__AIM OF THE TASK__
Copy each line of the entries beneath that contains the word "date".

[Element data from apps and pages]

***

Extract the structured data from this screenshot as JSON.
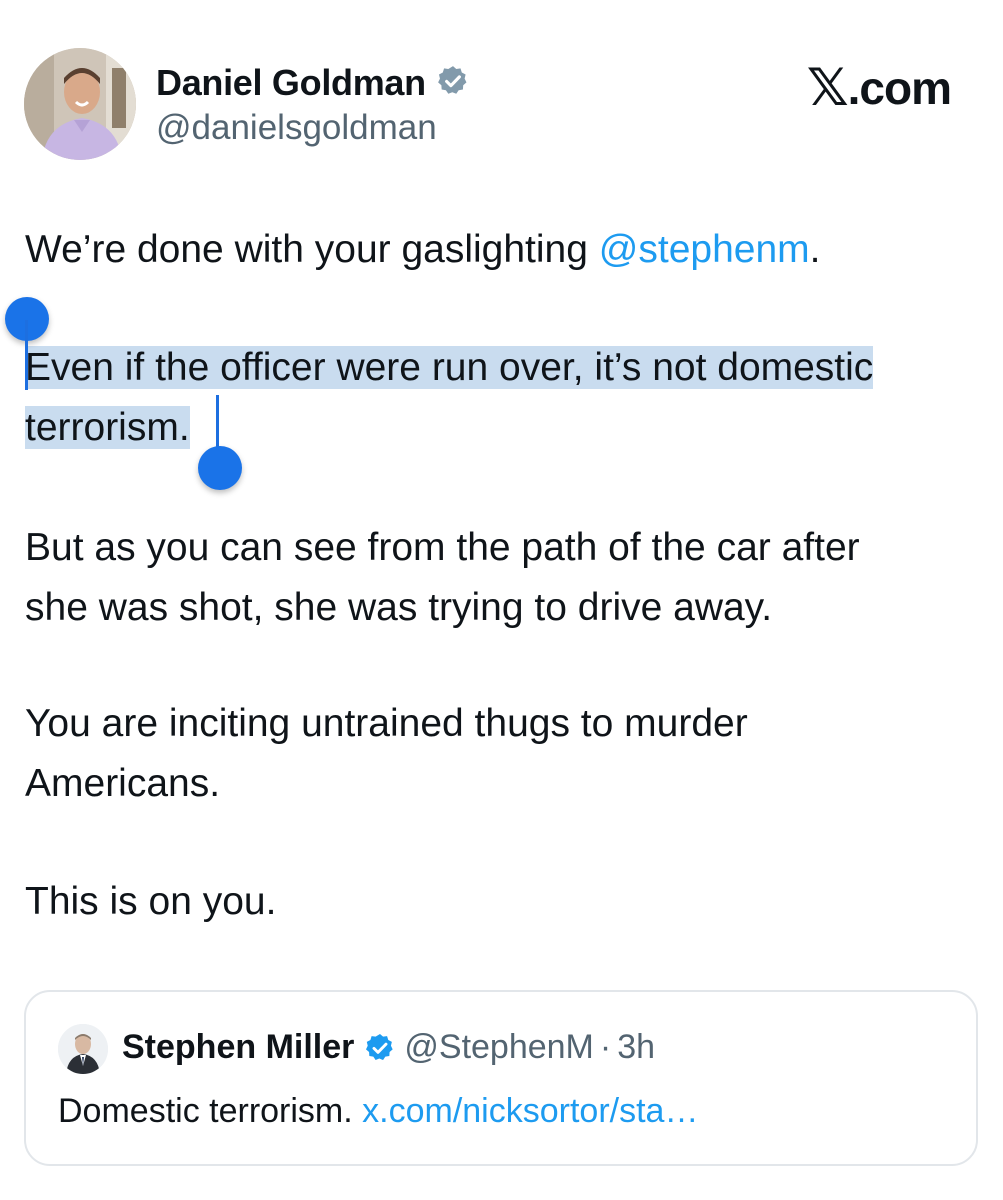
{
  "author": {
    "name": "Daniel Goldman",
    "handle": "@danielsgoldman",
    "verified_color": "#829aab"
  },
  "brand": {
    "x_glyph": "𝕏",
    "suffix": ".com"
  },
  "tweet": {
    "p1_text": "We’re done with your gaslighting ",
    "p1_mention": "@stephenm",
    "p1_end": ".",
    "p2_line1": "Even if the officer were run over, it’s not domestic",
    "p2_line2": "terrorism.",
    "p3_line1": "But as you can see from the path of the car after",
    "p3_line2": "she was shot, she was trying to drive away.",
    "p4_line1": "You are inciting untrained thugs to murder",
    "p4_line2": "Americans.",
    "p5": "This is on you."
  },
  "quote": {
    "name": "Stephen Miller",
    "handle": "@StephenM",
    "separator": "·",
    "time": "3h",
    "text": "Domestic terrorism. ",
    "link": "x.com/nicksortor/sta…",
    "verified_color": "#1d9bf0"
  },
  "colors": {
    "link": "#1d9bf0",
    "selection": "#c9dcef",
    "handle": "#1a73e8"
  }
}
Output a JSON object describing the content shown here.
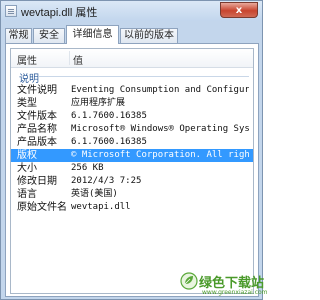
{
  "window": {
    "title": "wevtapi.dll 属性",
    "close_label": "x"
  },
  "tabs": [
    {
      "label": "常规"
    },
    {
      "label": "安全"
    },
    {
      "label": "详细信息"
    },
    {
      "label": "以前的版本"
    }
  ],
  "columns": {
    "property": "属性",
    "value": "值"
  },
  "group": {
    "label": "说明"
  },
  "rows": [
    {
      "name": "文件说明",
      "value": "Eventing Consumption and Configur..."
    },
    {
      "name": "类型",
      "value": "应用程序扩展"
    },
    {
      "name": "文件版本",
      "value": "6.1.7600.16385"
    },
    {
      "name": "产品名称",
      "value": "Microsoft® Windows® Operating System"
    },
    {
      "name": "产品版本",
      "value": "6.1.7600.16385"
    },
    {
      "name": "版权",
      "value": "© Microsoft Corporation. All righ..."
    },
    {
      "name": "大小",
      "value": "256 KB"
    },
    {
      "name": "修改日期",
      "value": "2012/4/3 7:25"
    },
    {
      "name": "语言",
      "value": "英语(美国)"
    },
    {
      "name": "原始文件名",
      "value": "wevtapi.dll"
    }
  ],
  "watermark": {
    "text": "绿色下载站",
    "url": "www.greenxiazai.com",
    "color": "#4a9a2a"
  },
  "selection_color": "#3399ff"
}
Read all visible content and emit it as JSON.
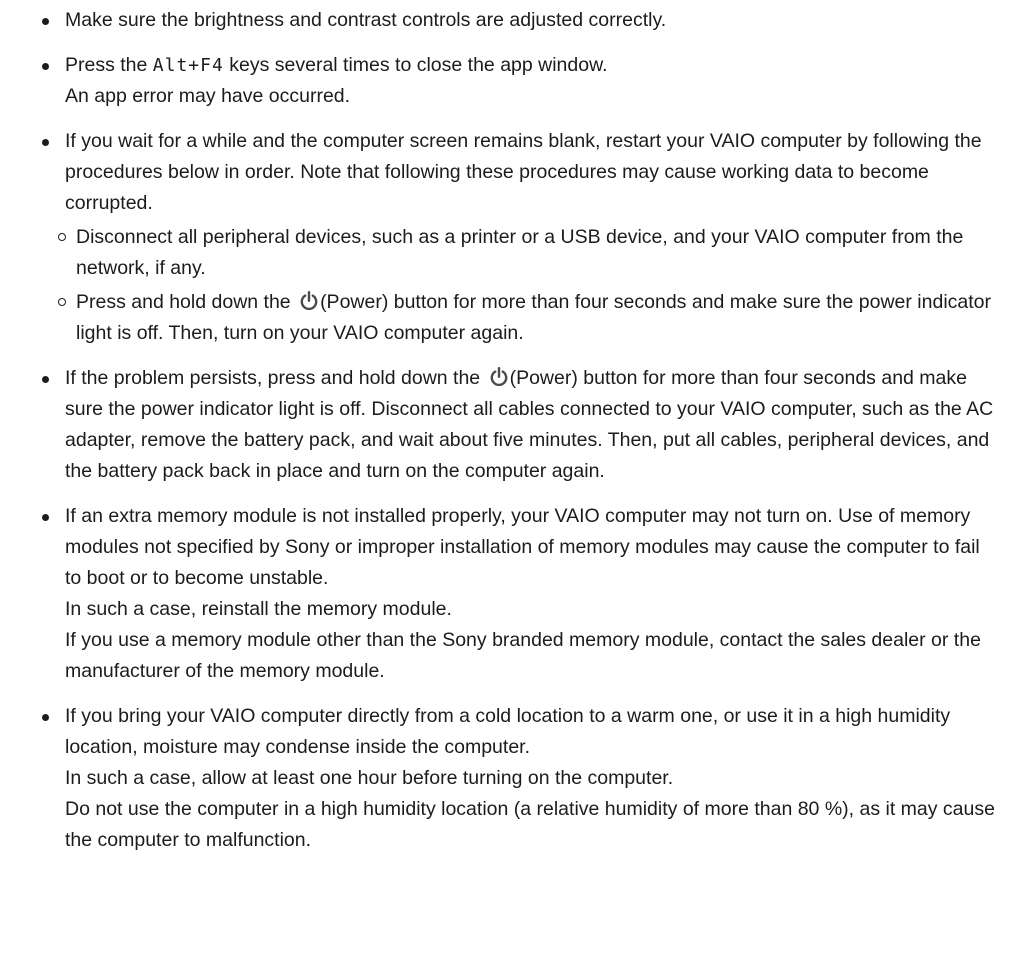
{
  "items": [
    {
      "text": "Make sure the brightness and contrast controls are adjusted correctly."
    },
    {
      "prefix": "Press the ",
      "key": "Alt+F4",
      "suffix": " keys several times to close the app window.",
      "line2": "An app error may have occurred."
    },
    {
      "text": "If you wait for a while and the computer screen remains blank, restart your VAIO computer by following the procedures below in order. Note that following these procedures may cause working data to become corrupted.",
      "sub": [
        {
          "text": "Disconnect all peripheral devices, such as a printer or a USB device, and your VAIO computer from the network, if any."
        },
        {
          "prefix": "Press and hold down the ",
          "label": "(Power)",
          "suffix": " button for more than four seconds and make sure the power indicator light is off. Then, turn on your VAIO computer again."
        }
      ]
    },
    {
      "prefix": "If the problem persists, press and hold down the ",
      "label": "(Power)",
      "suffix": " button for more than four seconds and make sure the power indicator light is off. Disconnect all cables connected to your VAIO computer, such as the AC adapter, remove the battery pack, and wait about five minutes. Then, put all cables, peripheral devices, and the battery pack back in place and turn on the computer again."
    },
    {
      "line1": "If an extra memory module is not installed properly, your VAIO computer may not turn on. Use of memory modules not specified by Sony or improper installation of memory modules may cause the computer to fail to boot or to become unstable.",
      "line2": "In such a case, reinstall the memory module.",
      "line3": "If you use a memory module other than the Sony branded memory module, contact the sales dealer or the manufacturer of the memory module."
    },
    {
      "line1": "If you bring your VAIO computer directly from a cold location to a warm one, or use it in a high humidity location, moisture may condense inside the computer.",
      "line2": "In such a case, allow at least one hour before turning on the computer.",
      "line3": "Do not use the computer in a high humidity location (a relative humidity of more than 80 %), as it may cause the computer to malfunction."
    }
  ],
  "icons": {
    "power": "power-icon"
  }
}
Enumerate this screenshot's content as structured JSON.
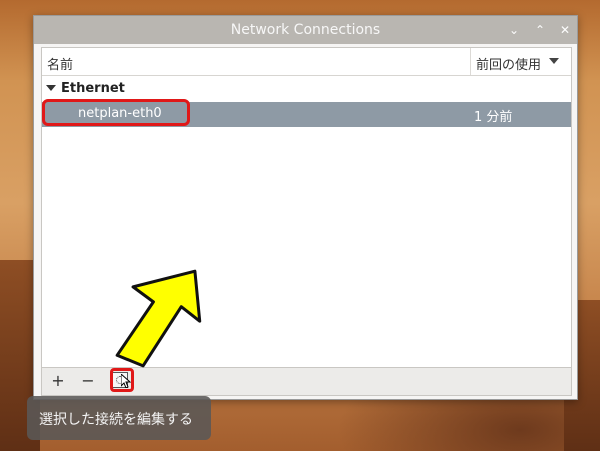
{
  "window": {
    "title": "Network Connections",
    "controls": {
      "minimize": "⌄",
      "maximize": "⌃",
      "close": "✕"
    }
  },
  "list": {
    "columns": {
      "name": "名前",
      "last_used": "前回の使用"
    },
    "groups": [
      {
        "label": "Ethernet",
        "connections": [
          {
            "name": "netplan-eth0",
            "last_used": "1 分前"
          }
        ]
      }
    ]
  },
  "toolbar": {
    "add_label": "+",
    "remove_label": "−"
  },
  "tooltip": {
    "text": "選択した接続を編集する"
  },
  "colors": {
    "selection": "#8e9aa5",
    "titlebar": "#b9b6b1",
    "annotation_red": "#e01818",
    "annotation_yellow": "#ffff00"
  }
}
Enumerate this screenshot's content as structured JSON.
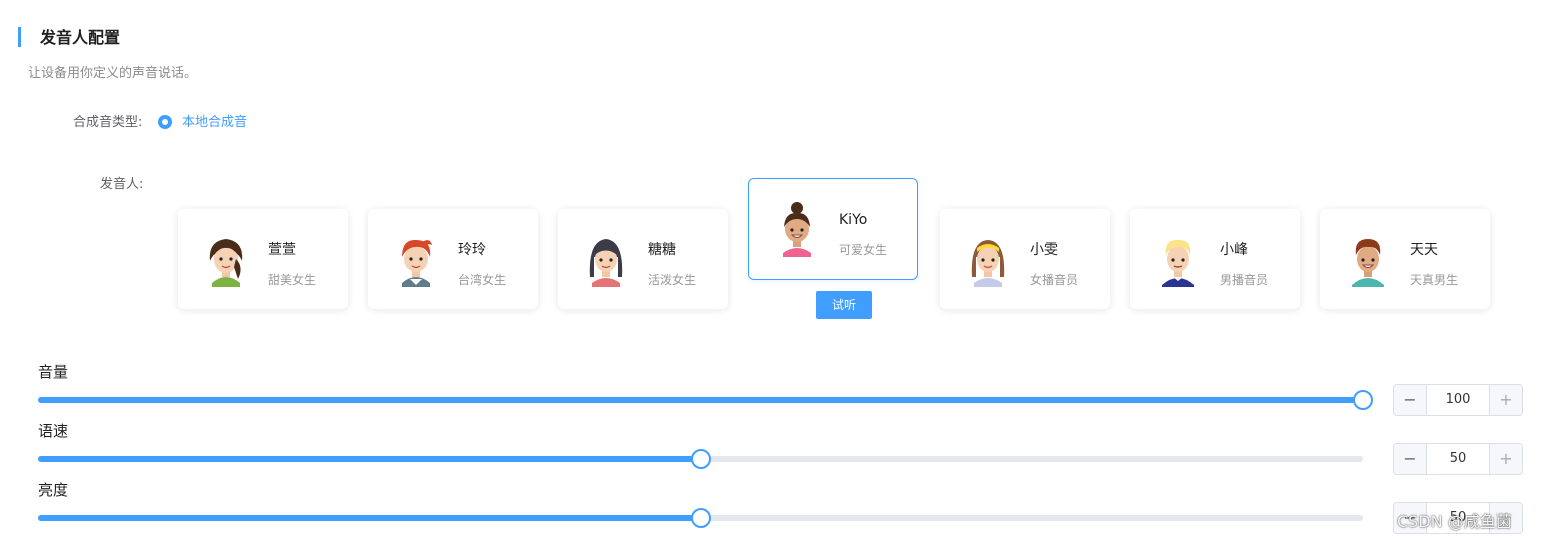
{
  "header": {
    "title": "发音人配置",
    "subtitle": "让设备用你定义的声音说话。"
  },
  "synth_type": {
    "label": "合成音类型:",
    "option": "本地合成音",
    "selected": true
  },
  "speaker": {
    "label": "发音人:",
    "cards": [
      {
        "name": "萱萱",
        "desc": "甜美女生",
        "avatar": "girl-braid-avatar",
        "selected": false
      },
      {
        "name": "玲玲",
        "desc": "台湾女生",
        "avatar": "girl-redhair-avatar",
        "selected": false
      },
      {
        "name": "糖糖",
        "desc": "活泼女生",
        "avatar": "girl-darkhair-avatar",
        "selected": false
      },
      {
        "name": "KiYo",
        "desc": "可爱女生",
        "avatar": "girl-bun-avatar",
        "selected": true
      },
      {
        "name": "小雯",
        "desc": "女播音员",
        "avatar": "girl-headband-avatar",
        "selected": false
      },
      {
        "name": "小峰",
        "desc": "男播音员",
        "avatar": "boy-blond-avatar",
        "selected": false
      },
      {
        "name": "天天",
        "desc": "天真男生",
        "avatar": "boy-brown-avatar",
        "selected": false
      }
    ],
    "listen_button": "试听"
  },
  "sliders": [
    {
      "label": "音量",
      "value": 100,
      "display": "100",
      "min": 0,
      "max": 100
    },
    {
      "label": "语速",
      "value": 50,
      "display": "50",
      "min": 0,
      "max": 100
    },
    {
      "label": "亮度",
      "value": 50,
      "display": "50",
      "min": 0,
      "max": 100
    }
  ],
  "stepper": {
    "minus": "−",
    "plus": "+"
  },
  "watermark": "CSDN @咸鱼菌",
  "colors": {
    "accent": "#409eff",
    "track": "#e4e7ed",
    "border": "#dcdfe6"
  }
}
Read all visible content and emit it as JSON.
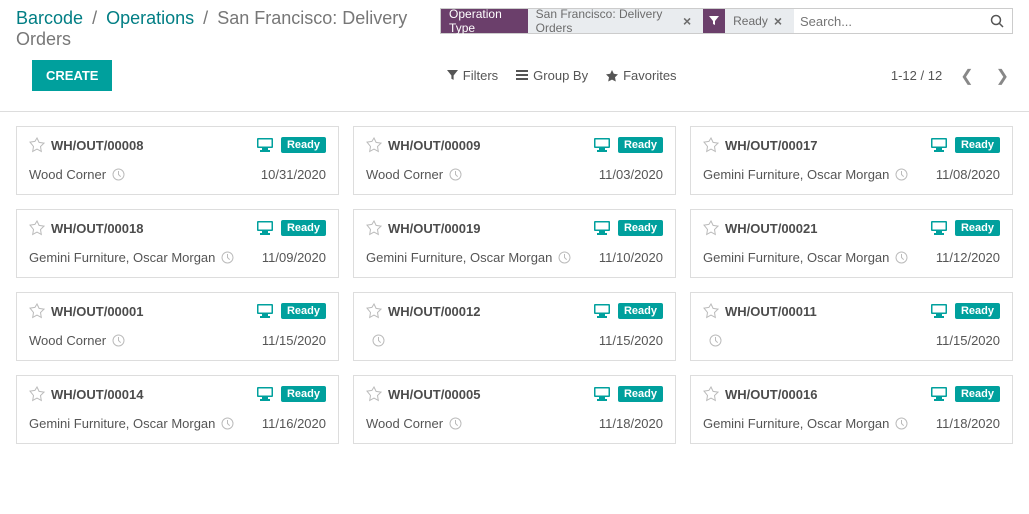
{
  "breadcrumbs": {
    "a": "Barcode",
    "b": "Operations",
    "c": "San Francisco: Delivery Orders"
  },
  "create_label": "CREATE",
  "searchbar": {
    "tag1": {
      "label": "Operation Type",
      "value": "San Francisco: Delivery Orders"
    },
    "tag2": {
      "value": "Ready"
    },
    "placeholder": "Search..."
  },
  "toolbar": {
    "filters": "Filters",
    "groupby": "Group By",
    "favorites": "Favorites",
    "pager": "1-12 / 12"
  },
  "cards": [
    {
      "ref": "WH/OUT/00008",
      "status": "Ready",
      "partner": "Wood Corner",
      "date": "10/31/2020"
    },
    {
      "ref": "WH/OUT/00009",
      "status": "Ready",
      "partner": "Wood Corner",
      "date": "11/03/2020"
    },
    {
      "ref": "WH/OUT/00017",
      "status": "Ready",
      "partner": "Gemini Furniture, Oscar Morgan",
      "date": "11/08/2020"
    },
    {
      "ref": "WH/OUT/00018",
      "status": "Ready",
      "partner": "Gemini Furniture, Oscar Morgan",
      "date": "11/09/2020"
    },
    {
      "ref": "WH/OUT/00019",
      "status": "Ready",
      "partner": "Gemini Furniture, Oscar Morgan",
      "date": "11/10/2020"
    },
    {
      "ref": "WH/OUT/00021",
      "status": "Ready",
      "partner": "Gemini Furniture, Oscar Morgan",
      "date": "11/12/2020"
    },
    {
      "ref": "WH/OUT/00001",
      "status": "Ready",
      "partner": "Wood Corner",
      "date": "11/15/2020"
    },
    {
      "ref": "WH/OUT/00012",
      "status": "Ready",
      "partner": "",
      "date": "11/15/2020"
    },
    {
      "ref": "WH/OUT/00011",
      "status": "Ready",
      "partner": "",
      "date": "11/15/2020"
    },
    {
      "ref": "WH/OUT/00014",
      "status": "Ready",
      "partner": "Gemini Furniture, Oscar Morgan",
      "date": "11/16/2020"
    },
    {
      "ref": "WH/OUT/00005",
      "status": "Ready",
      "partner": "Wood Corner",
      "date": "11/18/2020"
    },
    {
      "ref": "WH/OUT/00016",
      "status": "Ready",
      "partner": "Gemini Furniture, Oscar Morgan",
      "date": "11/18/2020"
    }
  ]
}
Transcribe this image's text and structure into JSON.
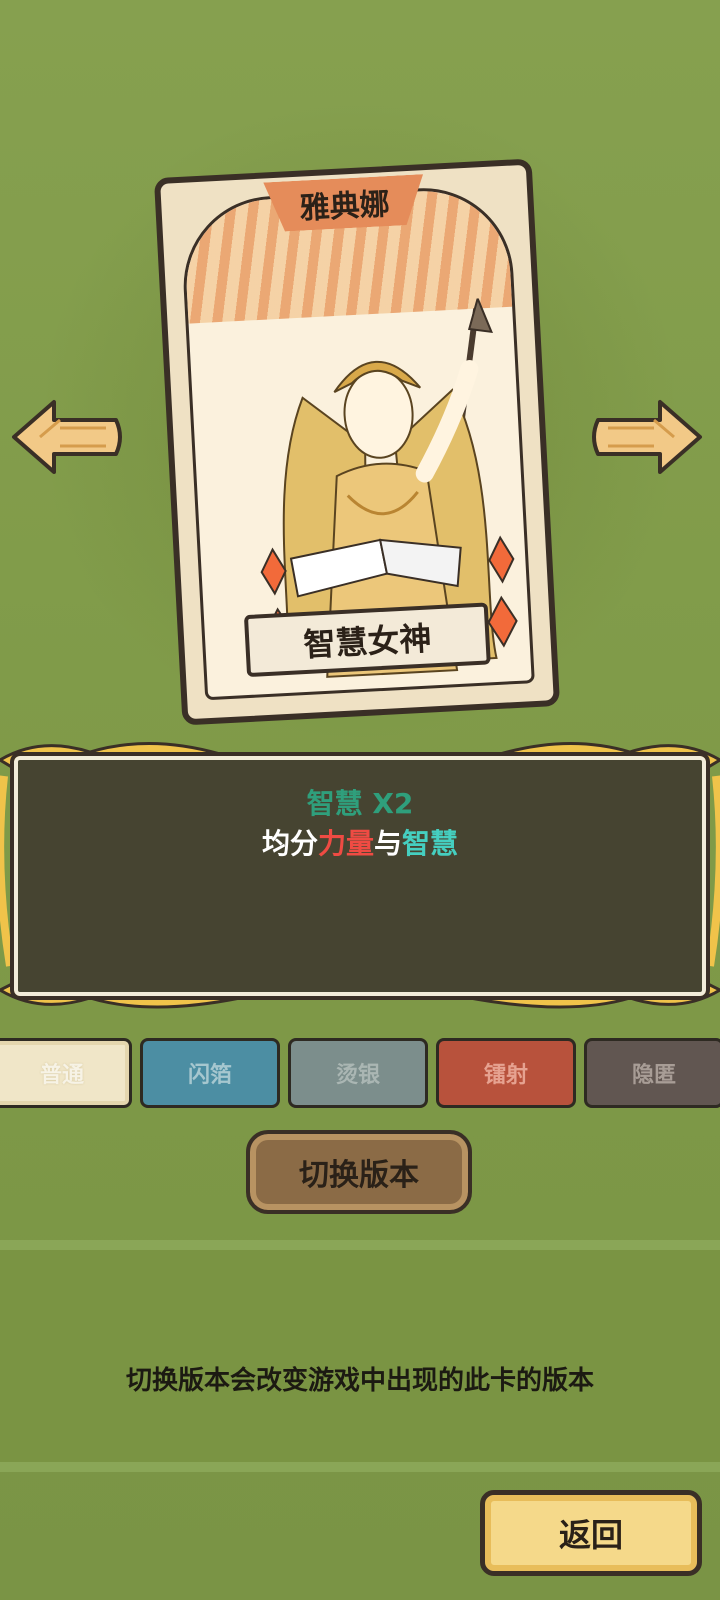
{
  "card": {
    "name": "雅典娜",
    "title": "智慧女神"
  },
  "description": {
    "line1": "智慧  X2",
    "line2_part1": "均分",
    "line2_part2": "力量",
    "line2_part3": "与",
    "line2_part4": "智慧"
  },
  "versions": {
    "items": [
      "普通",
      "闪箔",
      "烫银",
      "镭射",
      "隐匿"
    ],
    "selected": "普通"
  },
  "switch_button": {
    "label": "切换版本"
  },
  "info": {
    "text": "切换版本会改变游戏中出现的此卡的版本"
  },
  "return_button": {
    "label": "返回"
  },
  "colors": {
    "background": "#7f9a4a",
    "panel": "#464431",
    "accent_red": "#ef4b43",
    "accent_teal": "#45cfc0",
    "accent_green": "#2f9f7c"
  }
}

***

__TASK RESPONSE__
      "date": "10/31/2020"
      "date": "11/03/2020"
      "date": "11/08/2020"
      "date": "11/09/2020"
      "date": "11/10/2020"
      "date": "11/12/2020"
      "date": "11/15/2020"
      "date": "11/15/2020"
      "date": "11/15/2020"
      "date": "11/16/2020"
      "date": "11/18/2020"
      "date": "11/18/2020"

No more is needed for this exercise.